Items from an interface collection:
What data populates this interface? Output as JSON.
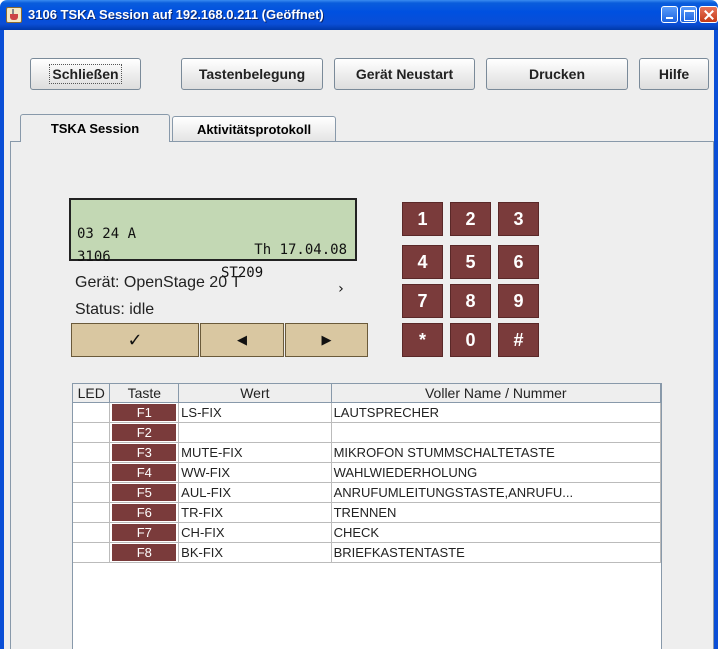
{
  "window": {
    "title": "3106 TSKA Session auf 192.168.0.211 (Geöffnet)"
  },
  "toolbar": {
    "close_label": "Schließen",
    "keymap_label": "Tastenbelegung",
    "restart_label": "Gerät Neustart",
    "print_label": "Drucken",
    "help_label": "Hilfe"
  },
  "tabs": [
    {
      "label": "TSKA Session",
      "active": true
    },
    {
      "label": "Aktivitätsprotokoll",
      "active": false
    }
  ],
  "display": {
    "line1_left": "03 24 A",
    "line1_right": "Th 17.04.08",
    "line2_left": "3106",
    "line2_mid": "ST209",
    "line2_right": "›"
  },
  "device": {
    "model_text": "Gerät: OpenStage 20 T",
    "status_text": "Status: idle"
  },
  "nav": {
    "ok_glyph": "✓",
    "left_glyph": "◀",
    "right_glyph": "▶"
  },
  "keypad": [
    "1",
    "2",
    "3",
    "4",
    "5",
    "6",
    "7",
    "8",
    "9",
    "*",
    "0",
    "#"
  ],
  "table": {
    "headers": [
      "LED",
      "Taste",
      "Wert",
      "Voller Name / Nummer"
    ],
    "rows": [
      {
        "key": "F1",
        "value": "LS-FIX",
        "name": "LAUTSPRECHER"
      },
      {
        "key": "F2",
        "value": "",
        "name": ""
      },
      {
        "key": "F3",
        "value": "MUTE-FIX",
        "name": "MIKROFON STUMMSCHALTETASTE"
      },
      {
        "key": "F4",
        "value": "WW-FIX",
        "name": "WAHLWIEDERHOLUNG"
      },
      {
        "key": "F5",
        "value": "AUL-FIX",
        "name": "ANRUFUMLEITUNGSTASTE,ANRUFU..."
      },
      {
        "key": "F6",
        "value": "TR-FIX",
        "name": "TRENNEN"
      },
      {
        "key": "F7",
        "value": "CH-FIX",
        "name": "CHECK"
      },
      {
        "key": "F8",
        "value": "BK-FIX",
        "name": "BRIEFKASTENTASTE"
      }
    ]
  },
  "colors": {
    "titlebar": "#0050e0",
    "key_brown": "#7a3b3b",
    "lcd_green": "#c3d8b4",
    "nav_tan": "#d9c7a1"
  }
}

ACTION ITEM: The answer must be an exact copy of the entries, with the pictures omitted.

REPLY:
What data populates this interface? Output as JSON.
{
  "window": {
    "title": "3106 TSKA Session auf 192.168.0.211 (Geöffnet)"
  },
  "toolbar": {
    "close_label": "Schließen",
    "keymap_label": "Tastenbelegung",
    "restart_label": "Gerät Neustart",
    "print_label": "Drucken",
    "help_label": "Hilfe"
  },
  "tabs": [
    {
      "label": "TSKA Session",
      "active": true
    },
    {
      "label": "Aktivitätsprotokoll",
      "active": false
    }
  ],
  "display": {
    "line1_left": "03 24 A",
    "line1_right": "Th 17.04.08",
    "line2_left": "3106",
    "line2_mid": "ST209",
    "line2_right": "›"
  },
  "device": {
    "model_text": "Gerät: OpenStage 20 T",
    "status_text": "Status: idle"
  },
  "nav": {
    "ok_glyph": "✓",
    "left_glyph": "◀",
    "right_glyph": "▶"
  },
  "keypad": [
    "1",
    "2",
    "3",
    "4",
    "5",
    "6",
    "7",
    "8",
    "9",
    "*",
    "0",
    "#"
  ],
  "table": {
    "headers": [
      "LED",
      "Taste",
      "Wert",
      "Voller Name / Nummer"
    ],
    "rows": [
      {
        "key": "F1",
        "value": "LS-FIX",
        "name": "LAUTSPRECHER"
      },
      {
        "key": "F2",
        "value": "",
        "name": ""
      },
      {
        "key": "F3",
        "value": "MUTE-FIX",
        "name": "MIKROFON STUMMSCHALTETASTE"
      },
      {
        "key": "F4",
        "value": "WW-FIX",
        "name": "WAHLWIEDERHOLUNG"
      },
      {
        "key": "F5",
        "value": "AUL-FIX",
        "name": "ANRUFUMLEITUNGSTASTE,ANRUFU..."
      },
      {
        "key": "F6",
        "value": "TR-FIX",
        "name": "TRENNEN"
      },
      {
        "key": "F7",
        "value": "CH-FIX",
        "name": "CHECK"
      },
      {
        "key": "F8",
        "value": "BK-FIX",
        "name": "BRIEFKASTENTASTE"
      }
    ]
  },
  "colors": {
    "titlebar": "#0050e0",
    "key_brown": "#7a3b3b",
    "lcd_green": "#c3d8b4",
    "nav_tan": "#d9c7a1"
  }
}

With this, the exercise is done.